Then as I watched Silva against Chavez, I saw it took him some time to warm up. Once Silva settled into a groove and got flowing, he pieced up the younger Chavez. But Chavez had the early success. Watching Paul’s performances, he’s walking into each contest with a unique strategy. Given he’s still undefeated, it’s obvious those strategies are working. Plus, Paul knows the money train slows down monumentally if he gets KO’d. That may be the only reason a lot of fans continue to tune into his fights. He wouldn’t accept this fight without knowing the chances of him finally taking a nap are minimal... would he?
There’s also been some unexpected controversy, with Silva talking about being KO’d twice in the lead up training for the bout. Silva claimed his was misunderstood due to English being his second language and he’s totally fine. To his credit, he did have a doctor examine him and says he sees nothing that indicates Silva is having issues with concussions. All that said, I’m more inclined to believe Silva is playing games. A number of months back, Drakkar Klose indicated he was still suffering from the ill-effects of Jeremy Stephens shoving him from a year prior. That led to many to dump money on Klose’s opponent, Brandon Jenkins. Klose looked better than he ever had. Silva has always been good at the subtle mind games. To me, it looks like he’s trying to get into the head of his opponent.

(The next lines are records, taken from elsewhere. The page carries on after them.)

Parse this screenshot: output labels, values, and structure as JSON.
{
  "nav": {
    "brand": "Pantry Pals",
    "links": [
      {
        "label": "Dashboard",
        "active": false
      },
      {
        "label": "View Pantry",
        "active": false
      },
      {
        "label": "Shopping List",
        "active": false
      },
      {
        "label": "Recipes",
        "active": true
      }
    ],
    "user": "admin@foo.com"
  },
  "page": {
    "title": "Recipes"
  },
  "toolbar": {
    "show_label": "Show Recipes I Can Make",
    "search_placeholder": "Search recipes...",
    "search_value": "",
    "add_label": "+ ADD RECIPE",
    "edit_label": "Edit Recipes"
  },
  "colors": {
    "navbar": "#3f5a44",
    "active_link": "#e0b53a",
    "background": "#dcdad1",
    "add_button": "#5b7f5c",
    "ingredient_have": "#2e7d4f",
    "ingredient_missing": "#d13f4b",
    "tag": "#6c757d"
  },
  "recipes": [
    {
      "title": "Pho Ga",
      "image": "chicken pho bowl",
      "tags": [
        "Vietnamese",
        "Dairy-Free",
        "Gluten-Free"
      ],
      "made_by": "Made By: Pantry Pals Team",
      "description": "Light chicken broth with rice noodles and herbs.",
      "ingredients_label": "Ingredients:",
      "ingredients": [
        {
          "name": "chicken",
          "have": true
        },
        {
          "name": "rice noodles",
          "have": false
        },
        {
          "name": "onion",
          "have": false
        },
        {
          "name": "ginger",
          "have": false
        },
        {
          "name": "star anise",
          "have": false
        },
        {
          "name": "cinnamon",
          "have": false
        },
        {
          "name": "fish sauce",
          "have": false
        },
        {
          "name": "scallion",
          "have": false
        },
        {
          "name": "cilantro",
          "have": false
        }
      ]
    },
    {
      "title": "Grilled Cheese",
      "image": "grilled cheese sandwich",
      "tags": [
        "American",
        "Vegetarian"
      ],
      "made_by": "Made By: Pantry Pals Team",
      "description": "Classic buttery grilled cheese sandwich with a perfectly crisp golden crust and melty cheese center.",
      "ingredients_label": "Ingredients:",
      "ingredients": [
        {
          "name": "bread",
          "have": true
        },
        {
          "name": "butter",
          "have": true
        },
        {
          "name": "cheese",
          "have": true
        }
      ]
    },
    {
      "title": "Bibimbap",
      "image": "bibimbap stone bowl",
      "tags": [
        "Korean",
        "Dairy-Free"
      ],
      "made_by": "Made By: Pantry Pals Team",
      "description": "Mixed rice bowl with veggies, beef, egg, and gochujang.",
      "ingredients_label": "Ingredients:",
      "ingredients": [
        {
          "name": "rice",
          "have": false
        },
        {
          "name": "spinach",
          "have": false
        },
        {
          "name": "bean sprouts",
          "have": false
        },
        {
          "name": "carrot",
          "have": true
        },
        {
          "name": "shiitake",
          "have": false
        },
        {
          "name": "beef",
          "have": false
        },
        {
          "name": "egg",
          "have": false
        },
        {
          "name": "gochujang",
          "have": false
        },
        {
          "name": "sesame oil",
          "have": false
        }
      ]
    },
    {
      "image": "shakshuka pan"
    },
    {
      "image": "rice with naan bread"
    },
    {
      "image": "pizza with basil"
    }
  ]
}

Perhaps this is all just indicative of my preference for MMA, that has me siding with Silva—even with the younger fighter having significantly less wear and tear on his body. Despite Paul being in his physical prime; despite Paul not being the idiot many seem to think he is. But what ultimately swayed me in that direction with finality is Anderson Silva is a man of magic moments. For whatever reason, something out of the normal seems to pop up in his contests. That’s a sword that can cut both ways—see his broken leg against Chris Weidman or the craziness of his loss to Michael Bisping—but he also seems to rise to the moment when the expectations are lowest. The fact that intelligent people in combat sports are picking Paul to win indicates just how low the expectations are. That isn’t me saying these people are stupid, I fully understand why they are picking him. That’s just me saying the Spider seems to be at his best when he’s doubted.... Silva via TKO of RD6
Uriah Hall vs. Le’Veon Bell
I’m not going to deep into this fight, but figured it was worth throwing a quick paragraph on. Hall was fighting in the UFC just earlier this year. No, he didn’t have a good showing in his last contest, but that was also Andre Muniz enveloping Hall with grappling. Bell isn’t going to be able to resort to dragging Hall to the mat. This is a boxing contest. While Hall would benefit from being able to kick, he’s perfectly happy to only be able to throw his hands if he doesn’t have to worry about takedowns.
Bell may be younger by almost eight years, but he also played perhaps the most bruising position in all of football, running back. His body has a lot of wear and tear on it, as the severe drop off in his performance on the field over the last few years would indicate. And while he looked like he could have a real propensity for boxing when he KO’d Adrian Peterson, it’s worth remembering Peterson has even more football miles on his body than Bell. Hall has always been an exceptionally dangerous striker who never got enough credit for his boxing ability. He does tend to need some time to warm up, so I’ll say he gets Bell out of there in the second rather than the first. Hall via KO of RD2